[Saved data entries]
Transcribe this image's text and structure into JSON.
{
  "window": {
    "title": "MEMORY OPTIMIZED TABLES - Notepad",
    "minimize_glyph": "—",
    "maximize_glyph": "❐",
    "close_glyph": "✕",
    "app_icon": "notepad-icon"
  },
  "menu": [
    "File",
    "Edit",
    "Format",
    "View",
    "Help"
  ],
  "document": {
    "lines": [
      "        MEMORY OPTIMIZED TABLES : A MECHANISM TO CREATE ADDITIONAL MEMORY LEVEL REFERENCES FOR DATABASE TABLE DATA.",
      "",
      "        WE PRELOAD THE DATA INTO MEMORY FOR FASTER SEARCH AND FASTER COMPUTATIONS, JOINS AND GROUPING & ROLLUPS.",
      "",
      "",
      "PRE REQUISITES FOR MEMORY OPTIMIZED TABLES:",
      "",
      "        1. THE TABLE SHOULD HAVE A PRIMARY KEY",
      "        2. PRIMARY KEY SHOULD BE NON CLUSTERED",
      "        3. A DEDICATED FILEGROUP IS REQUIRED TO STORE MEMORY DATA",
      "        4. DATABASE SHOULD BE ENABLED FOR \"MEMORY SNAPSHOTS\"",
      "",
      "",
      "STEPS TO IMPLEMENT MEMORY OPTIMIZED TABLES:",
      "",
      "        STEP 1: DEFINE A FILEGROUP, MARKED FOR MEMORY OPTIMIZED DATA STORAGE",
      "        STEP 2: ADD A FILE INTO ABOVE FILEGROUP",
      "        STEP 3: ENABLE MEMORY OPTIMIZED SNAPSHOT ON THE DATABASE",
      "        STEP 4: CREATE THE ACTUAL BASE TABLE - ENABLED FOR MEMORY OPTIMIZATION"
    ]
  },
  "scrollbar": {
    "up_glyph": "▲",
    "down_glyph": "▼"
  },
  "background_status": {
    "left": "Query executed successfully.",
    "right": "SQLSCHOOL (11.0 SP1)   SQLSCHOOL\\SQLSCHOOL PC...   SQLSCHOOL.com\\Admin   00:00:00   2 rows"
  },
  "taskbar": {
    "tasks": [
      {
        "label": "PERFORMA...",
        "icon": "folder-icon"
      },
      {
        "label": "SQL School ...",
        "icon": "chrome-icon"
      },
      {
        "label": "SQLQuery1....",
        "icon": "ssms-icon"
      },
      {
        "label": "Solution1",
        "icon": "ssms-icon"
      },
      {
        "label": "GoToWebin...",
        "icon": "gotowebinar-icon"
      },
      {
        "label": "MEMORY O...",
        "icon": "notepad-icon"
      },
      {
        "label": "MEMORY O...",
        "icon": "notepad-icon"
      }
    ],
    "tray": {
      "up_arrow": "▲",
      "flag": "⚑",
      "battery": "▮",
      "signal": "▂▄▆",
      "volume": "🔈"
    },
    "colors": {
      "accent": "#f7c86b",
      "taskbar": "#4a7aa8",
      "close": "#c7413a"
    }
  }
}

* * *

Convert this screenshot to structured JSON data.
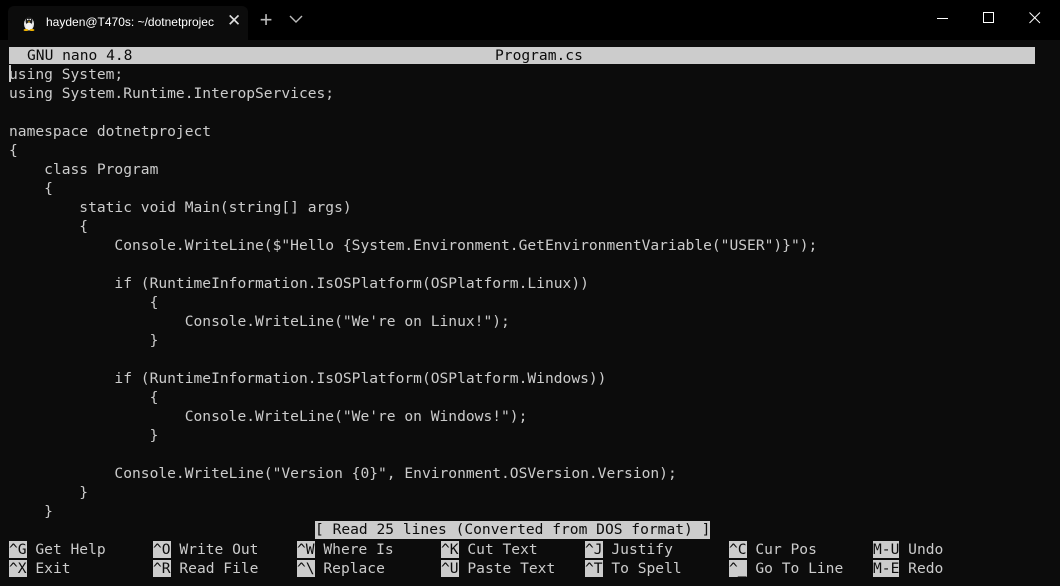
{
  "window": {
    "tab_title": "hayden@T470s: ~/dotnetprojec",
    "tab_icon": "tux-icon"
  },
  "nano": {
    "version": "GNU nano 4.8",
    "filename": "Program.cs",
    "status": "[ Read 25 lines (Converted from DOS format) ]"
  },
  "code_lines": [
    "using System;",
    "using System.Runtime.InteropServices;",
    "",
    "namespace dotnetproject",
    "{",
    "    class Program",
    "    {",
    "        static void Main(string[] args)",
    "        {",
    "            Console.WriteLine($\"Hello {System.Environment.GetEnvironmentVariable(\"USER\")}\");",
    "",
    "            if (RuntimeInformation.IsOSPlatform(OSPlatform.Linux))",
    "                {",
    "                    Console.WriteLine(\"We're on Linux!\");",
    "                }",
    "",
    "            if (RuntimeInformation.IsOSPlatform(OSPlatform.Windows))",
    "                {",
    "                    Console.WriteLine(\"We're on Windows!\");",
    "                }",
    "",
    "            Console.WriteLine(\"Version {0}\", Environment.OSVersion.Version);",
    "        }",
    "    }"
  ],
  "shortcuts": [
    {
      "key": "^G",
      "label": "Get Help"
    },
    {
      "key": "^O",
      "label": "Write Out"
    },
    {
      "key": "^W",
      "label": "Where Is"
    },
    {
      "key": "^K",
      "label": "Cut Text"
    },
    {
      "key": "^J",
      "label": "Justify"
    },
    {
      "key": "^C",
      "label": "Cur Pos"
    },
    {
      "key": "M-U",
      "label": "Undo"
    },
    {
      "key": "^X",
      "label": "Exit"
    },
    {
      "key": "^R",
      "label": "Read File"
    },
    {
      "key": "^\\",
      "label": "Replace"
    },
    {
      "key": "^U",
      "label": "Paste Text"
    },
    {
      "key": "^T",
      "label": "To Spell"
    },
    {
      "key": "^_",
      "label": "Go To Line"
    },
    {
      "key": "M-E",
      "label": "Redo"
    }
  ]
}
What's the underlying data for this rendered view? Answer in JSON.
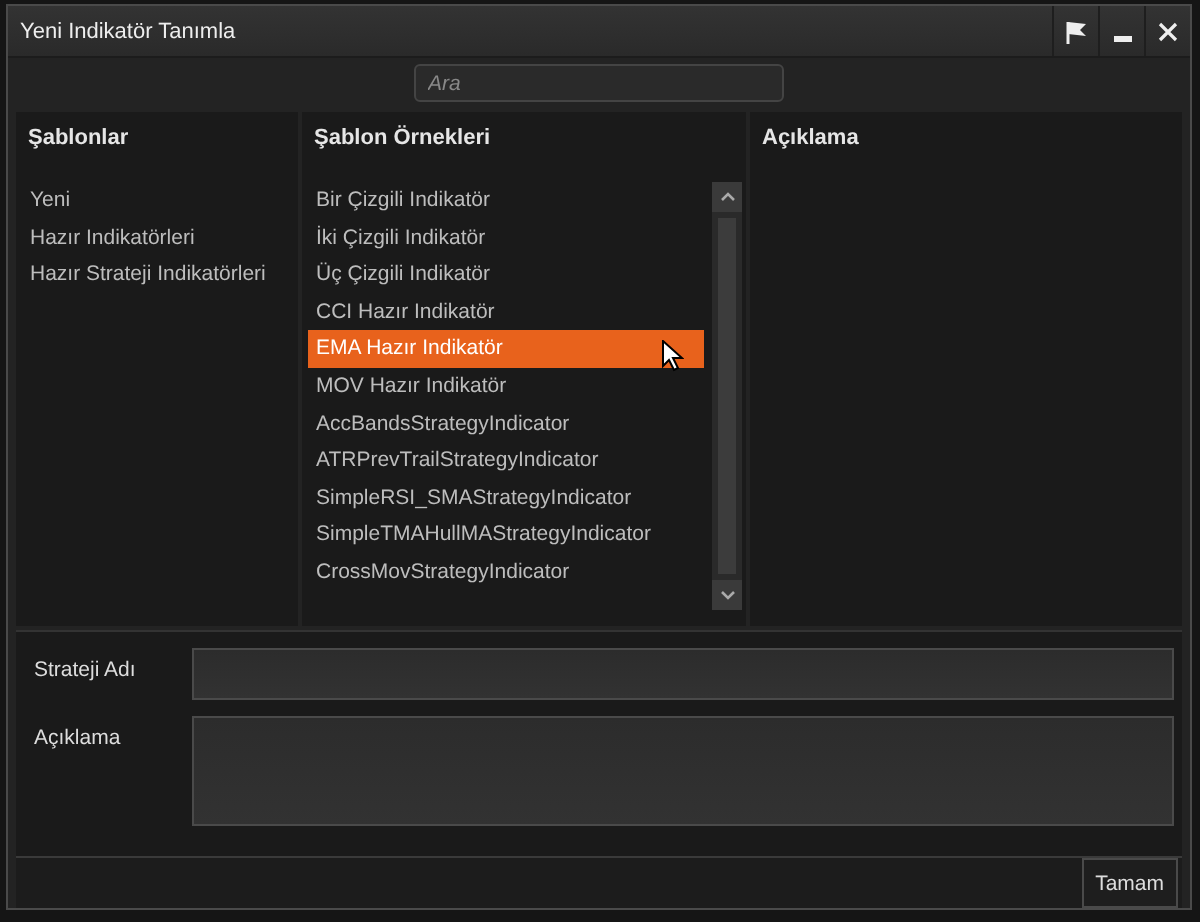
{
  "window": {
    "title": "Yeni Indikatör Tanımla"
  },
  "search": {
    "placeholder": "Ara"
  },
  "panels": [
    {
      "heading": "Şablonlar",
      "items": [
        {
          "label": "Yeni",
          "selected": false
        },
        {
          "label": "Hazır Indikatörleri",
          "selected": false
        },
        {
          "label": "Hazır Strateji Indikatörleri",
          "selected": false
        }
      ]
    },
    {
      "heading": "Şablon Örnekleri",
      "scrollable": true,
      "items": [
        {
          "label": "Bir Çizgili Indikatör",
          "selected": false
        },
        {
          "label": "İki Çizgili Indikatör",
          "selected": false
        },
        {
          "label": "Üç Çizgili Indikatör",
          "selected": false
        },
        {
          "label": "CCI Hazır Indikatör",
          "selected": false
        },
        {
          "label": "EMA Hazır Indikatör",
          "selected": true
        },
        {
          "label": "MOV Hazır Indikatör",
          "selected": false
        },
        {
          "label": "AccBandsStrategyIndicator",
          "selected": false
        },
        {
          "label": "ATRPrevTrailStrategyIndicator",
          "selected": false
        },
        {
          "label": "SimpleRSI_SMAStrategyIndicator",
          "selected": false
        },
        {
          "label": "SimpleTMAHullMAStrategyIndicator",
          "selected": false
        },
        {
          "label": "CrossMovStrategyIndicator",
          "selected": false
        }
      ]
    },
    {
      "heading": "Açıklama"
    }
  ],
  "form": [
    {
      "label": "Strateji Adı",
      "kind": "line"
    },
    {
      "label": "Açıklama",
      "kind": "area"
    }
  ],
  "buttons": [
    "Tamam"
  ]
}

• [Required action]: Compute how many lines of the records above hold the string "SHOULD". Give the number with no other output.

• [Result of this task]: 3